[[ PROVIDED MATERIAL, beginning ]]

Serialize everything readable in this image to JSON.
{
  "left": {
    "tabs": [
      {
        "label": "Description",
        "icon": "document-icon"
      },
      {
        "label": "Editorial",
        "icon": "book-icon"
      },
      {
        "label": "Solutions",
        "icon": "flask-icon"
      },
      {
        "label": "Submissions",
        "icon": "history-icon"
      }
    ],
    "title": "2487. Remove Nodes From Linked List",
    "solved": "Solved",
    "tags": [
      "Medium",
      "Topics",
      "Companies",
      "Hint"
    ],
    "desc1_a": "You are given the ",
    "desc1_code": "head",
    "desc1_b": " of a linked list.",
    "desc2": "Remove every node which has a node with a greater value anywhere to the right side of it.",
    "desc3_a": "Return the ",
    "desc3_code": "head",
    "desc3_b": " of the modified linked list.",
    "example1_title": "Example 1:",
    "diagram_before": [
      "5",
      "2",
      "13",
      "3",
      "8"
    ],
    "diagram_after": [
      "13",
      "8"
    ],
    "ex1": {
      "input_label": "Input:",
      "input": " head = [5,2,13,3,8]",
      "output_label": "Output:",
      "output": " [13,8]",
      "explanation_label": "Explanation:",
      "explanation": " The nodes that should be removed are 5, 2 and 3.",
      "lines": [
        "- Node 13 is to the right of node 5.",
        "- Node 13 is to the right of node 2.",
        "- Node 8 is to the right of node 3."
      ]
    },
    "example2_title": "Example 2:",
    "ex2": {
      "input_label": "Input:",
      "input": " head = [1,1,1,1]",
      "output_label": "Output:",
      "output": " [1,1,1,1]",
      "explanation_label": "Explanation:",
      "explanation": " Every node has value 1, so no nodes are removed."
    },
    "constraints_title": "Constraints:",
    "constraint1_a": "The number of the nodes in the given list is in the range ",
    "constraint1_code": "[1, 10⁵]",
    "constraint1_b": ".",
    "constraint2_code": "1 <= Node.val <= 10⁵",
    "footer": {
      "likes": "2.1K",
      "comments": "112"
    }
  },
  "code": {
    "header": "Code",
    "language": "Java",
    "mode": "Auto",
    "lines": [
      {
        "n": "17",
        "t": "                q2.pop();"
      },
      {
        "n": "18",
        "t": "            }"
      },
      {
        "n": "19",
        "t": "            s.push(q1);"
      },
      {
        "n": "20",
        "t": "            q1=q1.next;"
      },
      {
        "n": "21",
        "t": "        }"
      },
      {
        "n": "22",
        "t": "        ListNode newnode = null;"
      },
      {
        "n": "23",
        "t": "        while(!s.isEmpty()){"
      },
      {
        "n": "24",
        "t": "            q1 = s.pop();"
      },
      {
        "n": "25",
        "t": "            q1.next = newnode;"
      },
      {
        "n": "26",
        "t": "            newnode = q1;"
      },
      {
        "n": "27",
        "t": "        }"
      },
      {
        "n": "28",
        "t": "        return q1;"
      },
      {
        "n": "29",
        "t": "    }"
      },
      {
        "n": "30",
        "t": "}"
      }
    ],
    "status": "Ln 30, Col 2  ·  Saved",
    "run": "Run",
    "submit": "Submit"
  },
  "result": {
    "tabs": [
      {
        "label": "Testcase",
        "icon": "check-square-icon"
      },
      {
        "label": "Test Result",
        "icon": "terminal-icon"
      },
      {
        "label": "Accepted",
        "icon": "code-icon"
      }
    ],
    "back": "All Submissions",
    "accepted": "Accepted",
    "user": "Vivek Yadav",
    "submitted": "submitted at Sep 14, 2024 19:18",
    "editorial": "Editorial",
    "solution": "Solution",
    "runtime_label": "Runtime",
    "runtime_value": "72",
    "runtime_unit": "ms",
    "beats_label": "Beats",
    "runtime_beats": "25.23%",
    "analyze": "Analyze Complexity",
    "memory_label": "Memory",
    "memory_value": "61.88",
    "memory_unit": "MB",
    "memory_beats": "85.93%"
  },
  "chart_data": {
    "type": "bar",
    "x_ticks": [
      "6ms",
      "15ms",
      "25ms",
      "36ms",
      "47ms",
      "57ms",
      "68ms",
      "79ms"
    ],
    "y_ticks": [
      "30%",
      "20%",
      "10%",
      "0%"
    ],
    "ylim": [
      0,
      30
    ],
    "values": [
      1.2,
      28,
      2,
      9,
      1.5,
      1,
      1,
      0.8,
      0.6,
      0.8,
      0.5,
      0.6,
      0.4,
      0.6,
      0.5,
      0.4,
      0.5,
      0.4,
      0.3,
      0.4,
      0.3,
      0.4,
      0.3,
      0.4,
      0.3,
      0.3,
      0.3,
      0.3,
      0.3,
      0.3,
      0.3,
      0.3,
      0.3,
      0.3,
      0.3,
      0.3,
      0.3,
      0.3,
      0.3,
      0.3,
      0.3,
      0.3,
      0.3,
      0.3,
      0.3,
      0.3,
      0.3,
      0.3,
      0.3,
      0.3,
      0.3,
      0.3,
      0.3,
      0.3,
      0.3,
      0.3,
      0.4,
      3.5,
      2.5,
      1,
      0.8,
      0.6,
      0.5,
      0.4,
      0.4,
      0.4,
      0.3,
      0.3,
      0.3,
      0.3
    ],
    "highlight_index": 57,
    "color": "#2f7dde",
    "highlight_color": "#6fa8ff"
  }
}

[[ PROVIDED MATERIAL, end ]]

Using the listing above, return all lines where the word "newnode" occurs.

SOLUTION:
        "t": "        ListNode newnode = null;"
        "t": "            q1.next = newnode;"
        "t": "            newnode = q1;"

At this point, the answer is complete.